To make this determination, the court employs a two-pronged approach. See Ocasio-Hernandez v. Fortuno-Burset, 640 F.3d 1, 12 (1st Cir. 2011). The court first screens the complaint for statements that "merely offer legal conclusions couched as fact or threadbare recitals of the elements of a cause of action." Id. (citations, internal quotation marks and alterations omitted). A claim consisting of little more than "allegations that merely parrot the elements of the cause of action" may be dismissed. Id. The second part of the test requires the court to credit as true all non-conclusory factual allegations and the reasonable inferences drawn from those allegations, and then to determine if the claim is plausible.
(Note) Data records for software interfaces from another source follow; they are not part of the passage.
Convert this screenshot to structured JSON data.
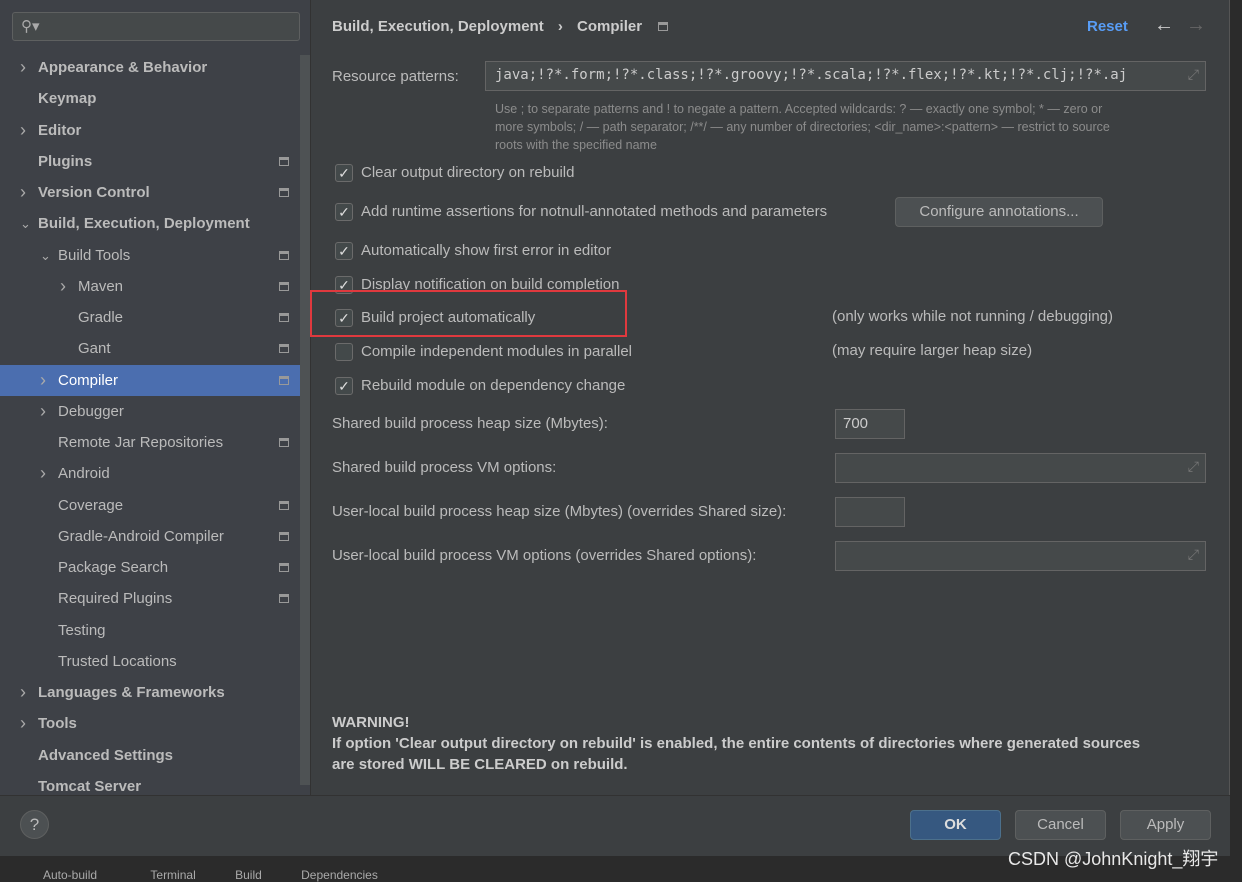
{
  "sidebar": {
    "search_placeholder": "",
    "items": [
      {
        "label": "Appearance & Behavior",
        "bold": true,
        "level": 0,
        "arrow": "right"
      },
      {
        "label": "Keymap",
        "bold": true,
        "level": 0
      },
      {
        "label": "Editor",
        "bold": true,
        "level": 0,
        "arrow": "right"
      },
      {
        "label": "Plugins",
        "bold": true,
        "level": 0,
        "page": true
      },
      {
        "label": "Version Control",
        "bold": true,
        "level": 0,
        "arrow": "right",
        "page": true
      },
      {
        "label": "Build, Execution, Deployment",
        "bold": true,
        "level": 0,
        "arrow": "down"
      },
      {
        "label": "Build Tools",
        "level": 1,
        "arrow": "down",
        "page": true
      },
      {
        "label": "Maven",
        "level": 2,
        "arrow": "right",
        "page": true
      },
      {
        "label": "Gradle",
        "level": 2,
        "page": true
      },
      {
        "label": "Gant",
        "level": 2,
        "page": true
      },
      {
        "label": "Compiler",
        "level": 1,
        "arrow": "right",
        "page": true,
        "selected": true
      },
      {
        "label": "Debugger",
        "level": 1,
        "arrow": "right"
      },
      {
        "label": "Remote Jar Repositories",
        "level": 1,
        "page": true
      },
      {
        "label": "Android",
        "level": 1,
        "arrow": "right"
      },
      {
        "label": "Coverage",
        "level": 1,
        "page": true
      },
      {
        "label": "Gradle-Android Compiler",
        "level": 1,
        "page": true
      },
      {
        "label": "Package Search",
        "level": 1,
        "page": true
      },
      {
        "label": "Required Plugins",
        "level": 1,
        "page": true
      },
      {
        "label": "Testing",
        "level": 1
      },
      {
        "label": "Trusted Locations",
        "level": 1
      },
      {
        "label": "Languages & Frameworks",
        "bold": true,
        "level": 0,
        "arrow": "right"
      },
      {
        "label": "Tools",
        "bold": true,
        "level": 0,
        "arrow": "right"
      },
      {
        "label": "Advanced Settings",
        "bold": true,
        "level": 0
      },
      {
        "label": "Tomcat Server",
        "bold": true,
        "level": 0
      }
    ]
  },
  "header": {
    "breadcrumb_parent": "Build, Execution, Deployment",
    "breadcrumb_sep": "›",
    "breadcrumb_current": "Compiler",
    "reset": "Reset",
    "back": "←",
    "forward": "→"
  },
  "compiler": {
    "resource_label": "Resource patterns:",
    "resource_value": "java;!?*.form;!?*.class;!?*.groovy;!?*.scala;!?*.flex;!?*.kt;!?*.clj;!?*.aj",
    "help_line1": "Use ; to separate patterns and ! to negate a pattern. Accepted wildcards: ? — exactly one symbol; * — zero or",
    "help_line2": "more symbols; / — path separator; /**/ — any number of directories; <dir_name>:<pattern> — restrict to source",
    "help_line3": "roots with the specified name",
    "options": [
      {
        "label": "Clear output directory on rebuild",
        "checked": true
      },
      {
        "label": "Add runtime assertions for notnull-annotated methods and parameters",
        "checked": true
      },
      {
        "label": "Automatically show first error in editor",
        "checked": true
      },
      {
        "label": "Display notification on build completion",
        "checked": true
      },
      {
        "label": "Build project automatically",
        "checked": true,
        "note": "(only works while not running / debugging)"
      },
      {
        "label": "Compile independent modules in parallel",
        "checked": false,
        "note": "(may require larger heap size)"
      },
      {
        "label": "Rebuild module on dependency change",
        "checked": true
      }
    ],
    "configure_annotations": "Configure annotations...",
    "heap_label": "Shared build process heap size (Mbytes):",
    "heap_value": "700",
    "vm_label": "Shared build process VM options:",
    "vm_value": "",
    "local_heap_label": "User-local build process heap size (Mbytes) (overrides Shared size):",
    "local_heap_value": "",
    "local_vm_label": "User-local build process VM options (overrides Shared options):",
    "local_vm_value": "",
    "warning_title": "WARNING!",
    "warning_line1": "If option 'Clear output directory on rebuild' is enabled, the entire contents of directories where generated sources",
    "warning_line2": "are stored WILL BE CLEARED on rebuild.",
    "highlight_color": "#e0393e"
  },
  "footer": {
    "help": "?",
    "ok": "OK",
    "cancel": "Cancel",
    "apply": "Apply"
  },
  "watermark": "CSDN @JohnKnight_翔宇",
  "taskbar": [
    "Auto-build",
    "Terminal",
    "Build",
    "Dependencies"
  ],
  "colors": {
    "selected": "#4b6eaf",
    "accent": "#589df6",
    "ok_button": "#365880"
  }
}
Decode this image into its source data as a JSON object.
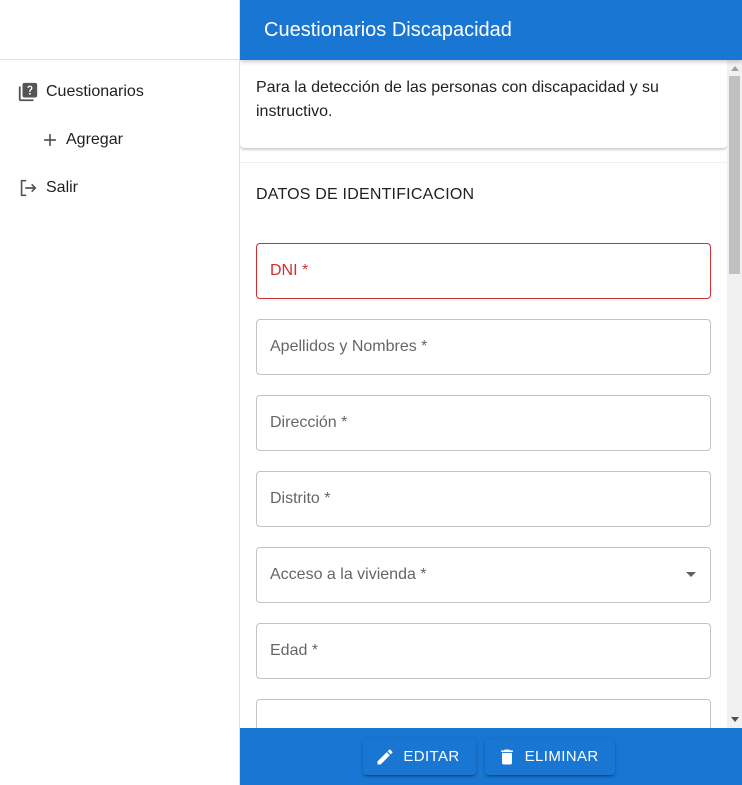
{
  "sidebar": {
    "items": [
      {
        "label": "Cuestionarios",
        "icon": "quiz-icon"
      },
      {
        "label": "Agregar",
        "icon": "plus-icon"
      },
      {
        "label": "Salir",
        "icon": "logout-icon"
      }
    ]
  },
  "header": {
    "title": "Cuestionarios Discapacidad"
  },
  "description": "Para la detección de las personas con discapacidad y su instructivo.",
  "section": {
    "title": "DATOS DE IDENTIFICACION"
  },
  "fields": [
    {
      "label": "DNI *",
      "state": "error"
    },
    {
      "label": "Apellidos y Nombres *"
    },
    {
      "label": "Dirección *"
    },
    {
      "label": "Distrito *"
    },
    {
      "label": "Acceso a la vivienda *",
      "type": "select"
    },
    {
      "label": "Edad *"
    },
    {
      "label": ""
    }
  ],
  "footer": {
    "edit_label": "EDITAR",
    "delete_label": "ELIMINAR"
  },
  "colors": {
    "primary": "#1976d2",
    "error": "#d32f2f"
  }
}
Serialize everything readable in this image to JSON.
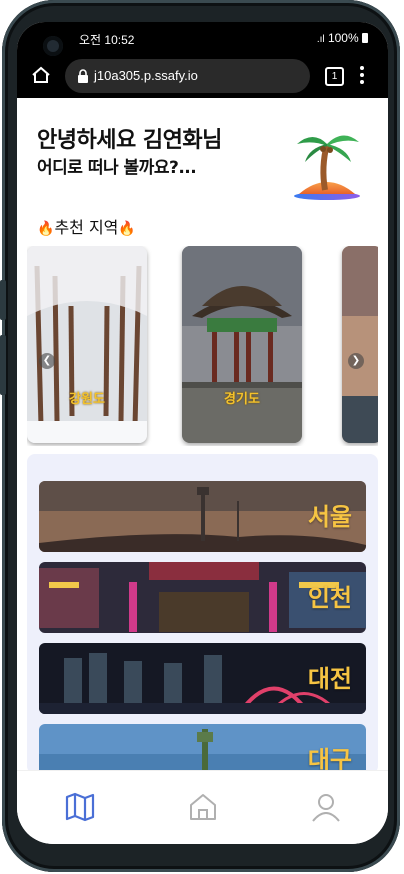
{
  "status": {
    "time": "오전 10:52",
    "battery": "100%"
  },
  "browser": {
    "url": "j10a305.p.ssafy.io",
    "tab_count": "1"
  },
  "greeting": {
    "line1": "안녕하세요 김연화님",
    "line2": "어디로 떠나 볼까요?..."
  },
  "recommend": {
    "title": "추천 지역",
    "fire_icon": "🔥"
  },
  "carousel": [
    {
      "label": "강원도"
    },
    {
      "label": "경기도"
    }
  ],
  "regions": [
    {
      "name": "서울"
    },
    {
      "name": "인천"
    },
    {
      "name": "대전"
    },
    {
      "name": "대구"
    }
  ],
  "nav": {
    "items": [
      "map-icon",
      "home-icon",
      "user-icon"
    ],
    "active_color": "#4a6fd6"
  }
}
Id. The plausibility requirement "simply calls for enough fact to raise a reasonable expectation that discovery will reveal evidence" of illegal conduct. Bell Atl. Corp. v. Twombly, 550 U.S. 544, 556 (2007). The "make-or-break standard" is that those allegations and inferences, taken as true, "must state a plausible, not a merely conceivable, case for relief." Sepulveda-Villarini v. Dep't of Educ., 628 F.3d 25, 29 (1st Cir. 2010); see Twombly, 550 U.S. at 555-56 ("Factual allegations must be enough to raise a right to relief above the speculative level, on the assumption that all the allegations in the complaint are true (even if doubtful in fact)." (internal citations and footnote omitted)).
Evaluating the plausibility of a claim is a "context-specific task that requires the reviewing court to draw on its judicial experience and common sense." Iqbal, 556 U.S. at ___, 129 S. Ct. at 1950 (citation omitted). In doing so, the court may not disregard properly pleaded factual allegations or "attempt to forecast a plaintiff's likelihood of success on the merits." Ocasio-Hernandez, 640 F.3d at 13. "The relevant inquiry focuses on the reasonableness of the inference of liability that the plaintiff is asking the court to draw from the facts alleged in the complaint." Id.
On July 12, 2008, at 10:30 a.m., while she was a guest at the Red Roof Inn in Salem, New Hampshire,*fn1 Lula Fitzgerald was walking from the hotel to a car in the guest parking lot and tripped over a concrete parking barrier in the parking lot. Fitzgerald sustained significant injuries. Fitzgerald states that the concrete parking barrier was only a few inches high, and was colored very similarly to the color of the parking lot itself, and thus was inconspicuous and easy to trip over.
Fitzgerald alleges that defendants, owners of the property where she was injured, are both liable to her in this negligence action for failing to properly operate, manage, and/or maintain the premises of the Red Roof Inn, which resulted in Fitzgerald falling on the premises and sustaining severe and permanent injuries.
This matter arises under this court's diversity jurisdiction, which grants federal district courts original jurisdiction over civil actions where the amount in controversy exceeds $75,000, and where the action is between parties who are citizens of different states, or between parties who are citizens of a state and citizens of a foreign state. See 28 U.S.C. § 1332(a)(1) and (2). For purposes of diversity jurisdiction, a corporation is deemed to be a citizen of any state by ...